By Laine Doss
By Ily Goyanes
By Camille Lamb
By Laine Doss
By David Minsky
By Emily Codik
By Zachary Fagenson
By Laine Doss
To my knowledge, I only cried twice on the job in the years I was a waitress. The first time occurred when my closest girlfriend, a fellow server at a certain deli in my hometown, informed me that she was sleeping with my then-boyfriend, who also worked there as a waiter. I'm afraid the corned beef was a little saltier than usual that evening. The second time, at the same eatery, was when I was assigned to work the counter.
I wasn't the only one to dread the counter. The management usually only asked the most experienced waitresses to handle that area of the restaurant. The counter comprised about fifteen seats, and because it attracted mostly solo diners who wanted to eat quickly and leave, it was the equivalent of handling fifteen separate tables that constantly turned over -- simultaneously. By the time I was on the tenth round of I'll have a pizza burger, hold the cheese, substitute onion rings for French fries, no make that a baked potato with sour cream, and you might as well put the cheese back on the burger, actually hold the sour cream in that case and give me butter instead unless you have margarine, and I'll want skim milk in my coffee but if you don't have that I'll take two percent, but you better not give me half-and-half because I'm on a very strict diet, I was in tears. The kind you try so hard to hold back that your nose runs as if the tears want to come out of your nostrils and you hiccup and make strange, asthmatic noises in your chest. So much more obvious than if you had simply let loose a sob or two in the first place in the kitchen or somewhere else equally discreet.
Counters -- and one less reason for waitresses to sport puffy eyelids -- have largely gone the way of Woolworth's. A few types of restaurants, like diners and old-fashioned Cuban eateries such as Puerto Sagua and David's Café, still routinely construct them as a place for single diners and the smaller parties who would rather not wait for a table. But for the most part, counters have been replaced by those design elements that result in much higher revenue for the restaurateur: bars. Accordingly, diners who would normally have gravitated toward a counter now often wish to consume a meal at the bar, where people who pity them for eating alone can stare at their impervious, martini-stiffened backs. And the job requirements for "bartender" now include "serve from the left, remove from the right. And don't forget the skim milk. But if you don't have that I'll take two percent."
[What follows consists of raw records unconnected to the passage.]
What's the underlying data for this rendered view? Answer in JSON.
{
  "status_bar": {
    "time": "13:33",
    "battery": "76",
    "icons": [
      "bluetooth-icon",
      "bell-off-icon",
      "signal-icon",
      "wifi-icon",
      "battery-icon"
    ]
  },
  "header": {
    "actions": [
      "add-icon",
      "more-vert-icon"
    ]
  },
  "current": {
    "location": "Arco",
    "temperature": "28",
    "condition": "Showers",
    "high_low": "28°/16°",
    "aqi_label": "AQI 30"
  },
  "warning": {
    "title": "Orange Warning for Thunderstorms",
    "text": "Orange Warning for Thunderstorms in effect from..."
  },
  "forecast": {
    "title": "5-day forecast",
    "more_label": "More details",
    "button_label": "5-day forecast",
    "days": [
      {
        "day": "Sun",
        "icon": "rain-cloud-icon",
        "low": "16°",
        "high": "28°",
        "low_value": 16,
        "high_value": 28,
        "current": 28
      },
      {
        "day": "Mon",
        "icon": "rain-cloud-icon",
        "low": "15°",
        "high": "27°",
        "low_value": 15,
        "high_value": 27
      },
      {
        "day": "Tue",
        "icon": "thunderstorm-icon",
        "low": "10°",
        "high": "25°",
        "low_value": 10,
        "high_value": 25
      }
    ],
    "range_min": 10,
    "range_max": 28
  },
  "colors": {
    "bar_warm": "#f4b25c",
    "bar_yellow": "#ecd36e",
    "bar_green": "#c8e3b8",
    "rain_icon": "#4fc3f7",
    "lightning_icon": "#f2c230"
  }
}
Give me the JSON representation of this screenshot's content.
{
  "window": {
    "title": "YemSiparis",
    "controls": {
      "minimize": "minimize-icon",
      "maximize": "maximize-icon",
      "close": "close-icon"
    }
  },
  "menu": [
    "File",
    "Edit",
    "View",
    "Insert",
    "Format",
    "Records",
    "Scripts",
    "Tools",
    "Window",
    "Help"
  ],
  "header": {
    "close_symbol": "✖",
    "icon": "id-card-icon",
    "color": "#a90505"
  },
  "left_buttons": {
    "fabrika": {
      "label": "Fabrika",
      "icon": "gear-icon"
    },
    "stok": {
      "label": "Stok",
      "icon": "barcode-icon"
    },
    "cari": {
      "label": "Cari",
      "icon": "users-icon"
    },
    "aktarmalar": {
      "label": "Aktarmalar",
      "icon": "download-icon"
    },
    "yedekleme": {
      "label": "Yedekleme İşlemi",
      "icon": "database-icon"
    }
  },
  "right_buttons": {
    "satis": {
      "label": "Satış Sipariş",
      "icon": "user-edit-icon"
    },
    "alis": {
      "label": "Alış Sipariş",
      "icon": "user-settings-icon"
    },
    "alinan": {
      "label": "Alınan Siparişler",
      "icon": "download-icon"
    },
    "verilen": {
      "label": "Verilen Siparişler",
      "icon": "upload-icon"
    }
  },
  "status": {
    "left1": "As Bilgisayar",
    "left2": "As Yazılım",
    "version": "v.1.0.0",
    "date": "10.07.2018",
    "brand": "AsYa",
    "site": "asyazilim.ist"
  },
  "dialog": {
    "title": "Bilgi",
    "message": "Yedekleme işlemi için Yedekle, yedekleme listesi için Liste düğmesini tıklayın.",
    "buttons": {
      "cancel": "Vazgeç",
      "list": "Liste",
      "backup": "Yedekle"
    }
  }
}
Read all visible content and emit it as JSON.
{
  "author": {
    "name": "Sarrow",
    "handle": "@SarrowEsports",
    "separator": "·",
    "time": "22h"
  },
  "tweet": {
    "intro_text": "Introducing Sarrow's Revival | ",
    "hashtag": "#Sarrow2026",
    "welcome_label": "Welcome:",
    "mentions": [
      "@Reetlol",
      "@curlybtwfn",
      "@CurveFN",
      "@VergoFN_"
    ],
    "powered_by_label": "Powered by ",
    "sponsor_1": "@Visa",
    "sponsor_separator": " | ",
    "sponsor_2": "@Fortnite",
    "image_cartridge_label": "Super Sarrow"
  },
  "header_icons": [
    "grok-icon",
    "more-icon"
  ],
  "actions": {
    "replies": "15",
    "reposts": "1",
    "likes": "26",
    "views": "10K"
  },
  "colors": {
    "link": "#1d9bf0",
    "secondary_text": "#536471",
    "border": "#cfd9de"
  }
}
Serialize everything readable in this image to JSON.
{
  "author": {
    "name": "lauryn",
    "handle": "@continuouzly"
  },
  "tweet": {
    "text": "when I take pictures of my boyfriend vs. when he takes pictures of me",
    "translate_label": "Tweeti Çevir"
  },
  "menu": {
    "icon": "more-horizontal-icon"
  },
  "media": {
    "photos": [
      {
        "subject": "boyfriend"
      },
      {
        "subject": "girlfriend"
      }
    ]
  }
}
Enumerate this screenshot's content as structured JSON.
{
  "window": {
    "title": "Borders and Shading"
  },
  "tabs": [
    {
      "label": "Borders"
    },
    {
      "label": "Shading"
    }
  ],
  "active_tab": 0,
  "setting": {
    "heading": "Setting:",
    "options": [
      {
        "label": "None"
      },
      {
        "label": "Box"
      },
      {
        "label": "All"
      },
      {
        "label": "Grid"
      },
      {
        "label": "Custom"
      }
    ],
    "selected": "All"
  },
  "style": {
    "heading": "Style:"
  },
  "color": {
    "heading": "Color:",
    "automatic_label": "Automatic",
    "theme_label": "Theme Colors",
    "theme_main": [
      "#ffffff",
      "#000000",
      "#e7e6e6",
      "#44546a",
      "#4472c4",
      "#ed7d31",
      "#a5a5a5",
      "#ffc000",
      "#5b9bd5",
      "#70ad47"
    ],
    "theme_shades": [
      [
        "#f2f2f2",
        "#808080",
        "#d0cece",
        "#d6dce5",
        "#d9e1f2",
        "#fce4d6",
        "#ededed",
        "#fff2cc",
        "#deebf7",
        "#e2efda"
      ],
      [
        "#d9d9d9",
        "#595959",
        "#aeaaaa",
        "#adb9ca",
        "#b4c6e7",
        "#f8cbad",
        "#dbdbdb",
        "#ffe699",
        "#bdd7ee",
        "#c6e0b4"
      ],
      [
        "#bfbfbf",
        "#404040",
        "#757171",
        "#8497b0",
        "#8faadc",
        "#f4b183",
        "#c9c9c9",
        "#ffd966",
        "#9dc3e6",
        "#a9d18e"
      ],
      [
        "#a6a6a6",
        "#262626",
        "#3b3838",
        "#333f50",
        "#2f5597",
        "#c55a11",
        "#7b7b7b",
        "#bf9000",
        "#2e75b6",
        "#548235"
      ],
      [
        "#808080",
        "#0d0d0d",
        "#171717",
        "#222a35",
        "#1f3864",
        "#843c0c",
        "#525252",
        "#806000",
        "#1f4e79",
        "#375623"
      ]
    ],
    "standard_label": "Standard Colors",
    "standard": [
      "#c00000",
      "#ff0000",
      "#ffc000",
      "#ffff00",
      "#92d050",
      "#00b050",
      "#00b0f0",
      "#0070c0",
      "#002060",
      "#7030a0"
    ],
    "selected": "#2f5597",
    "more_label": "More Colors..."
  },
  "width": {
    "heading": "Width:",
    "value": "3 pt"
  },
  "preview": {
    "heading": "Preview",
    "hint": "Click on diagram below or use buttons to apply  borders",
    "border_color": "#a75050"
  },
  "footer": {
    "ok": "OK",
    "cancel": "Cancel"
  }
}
Needless to say, some bartenders rightly feel that their jobs have gotten harder. In the past they had to pour wine, open beer, mix cocktails, blend frozen concoctions, and brew cappuccinos and other specialty coffee drinks for their customers (and, if there's no service bartender, those of the waitstaff as well), a complicated enough multitasking system. Now, in addition, they have to set cutlery and napkins, deal with grumpy line cooks, refill water, deliver dinner, fetch condiments, fulfill special requests, correct cooking errors, offer dessert, and clear dishes. In short they have to do everything a regular server does in addition to their own job duties, which often include washing glasses and stocking liquor, many times without the singular benefit of a barback or busboy.
In fact if you want to make a bartender shed a few water-weight pounds of frustration, order an appetizer, too. And then forget to tip on the food.
Many restaurants, however, are encouraging the burgeoning trend by scripting complete guidelines for bartenders. At Joe Allen in Miami Beach, the bartenders are required to automatically ask drinkers whether they would also appreciate a menu. Many do -- manager Patricia Ferraro tells me that on a busy night, the bar seats could turn over three or four times. "We could do upwards of 50 dinners," she says, and that's not including the folks who just want a plate of fried calamari with a glass of wine.
And for the most part, the bartenders themselves like a customer with an appetite for a three-course meal. Alyse Goldberg, manager at the venerable Tobacco Road, confirms that the bar has always served meals for its entire 90 years of existence. Indeed, she adds, she hasn't seen the volume of bar-diners decrease "in the ten years since I've been here. Some people prefer the bar. And our bartenders prefer it, too -- it's better check average, rather than just serving a drink." That's the case even though, in addition to service responsibilities, bartenders at Tobacco Road rank higher on the food chain. "When there's no manager, the bartender takes over," Goldberg says. "They're considered in charge. They also have to answer all the phones and we rely on them to help sell the concerts. It's a very hard job. That's why we only hire [bartenders] from within. Most of our bartenders have already been waitresses or barbacks. Then they apply to become bartenders."